Ukraine has a large population of older people, with one in four residents over the age of 60. Most are women who lived through World War II as children and have seen their lives disrupted again by Russia’s annexation of Crimea in 2014 and the conflict that followed.

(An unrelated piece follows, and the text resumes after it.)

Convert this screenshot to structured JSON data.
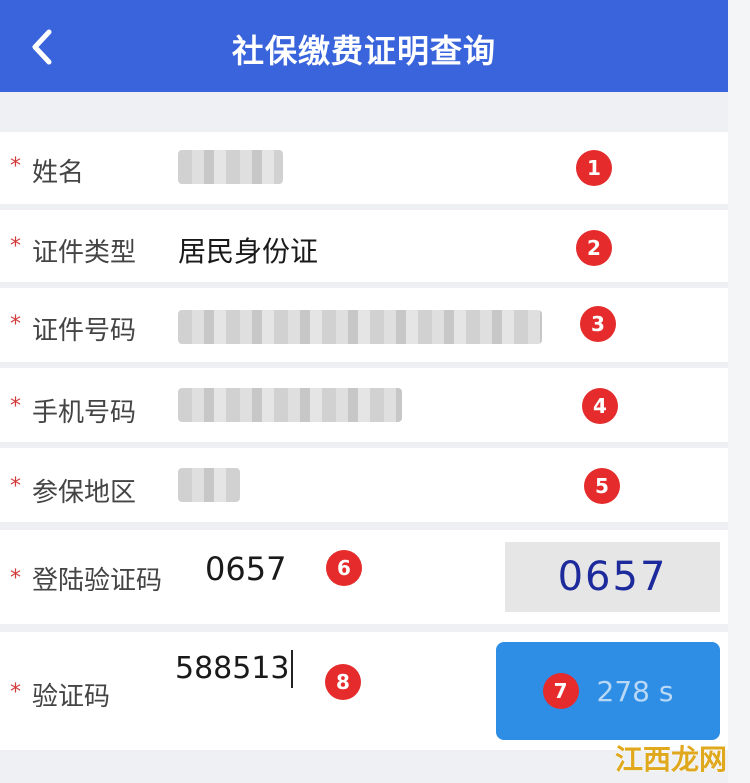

When Russia launched its full-scale invasion last February, many older women were unable or unwilling to leave Ukraine.
Of the 4.8 million Ukrainians registered as refugees since war began, most are younger women and children – older women largely remain invisible to the outside world despite their experience, wisdom and resilience.
Valentina Romanova is a Holocaust survivor aged 93 who lives in an assisted-living home in Kyiv; her mother was killed at Babyn Yar when SS units murdered more than 33k Jews there during WWII: “What we had to go through after World War II is just flowers compared with this war,” she says about current events.
Klara Ushakova fled Donetsk for Mariupol when fighting broke out between Russian separatists and Ukrainian forces but then had to flee again from Mariupol when it was invaded by Russian troops last March: “Living was easier in Mariupol,” she said wistfully.“Our people [in Donetsk], I can’t say I hated them…when I saw them go…yelling ‘Russia!’I couldn’t have good feelings towards them…I hate them now.”
Hanna Serhiienko lives two hours south of Kyiv where her house acts as a hub for local pensioners’ support groups.”We’re not afraid because we’ve already been through so much,”she explains.”But our pensions aren’t enough anymore.” She adds:”The state should do something about us.”
Although these three stories represent only small examples within millions affected across Eastern Europe’s ongoing conflicts,it highlights how elderly citizens often bear disproportionate burdens,and yet receive little attention or aid globally.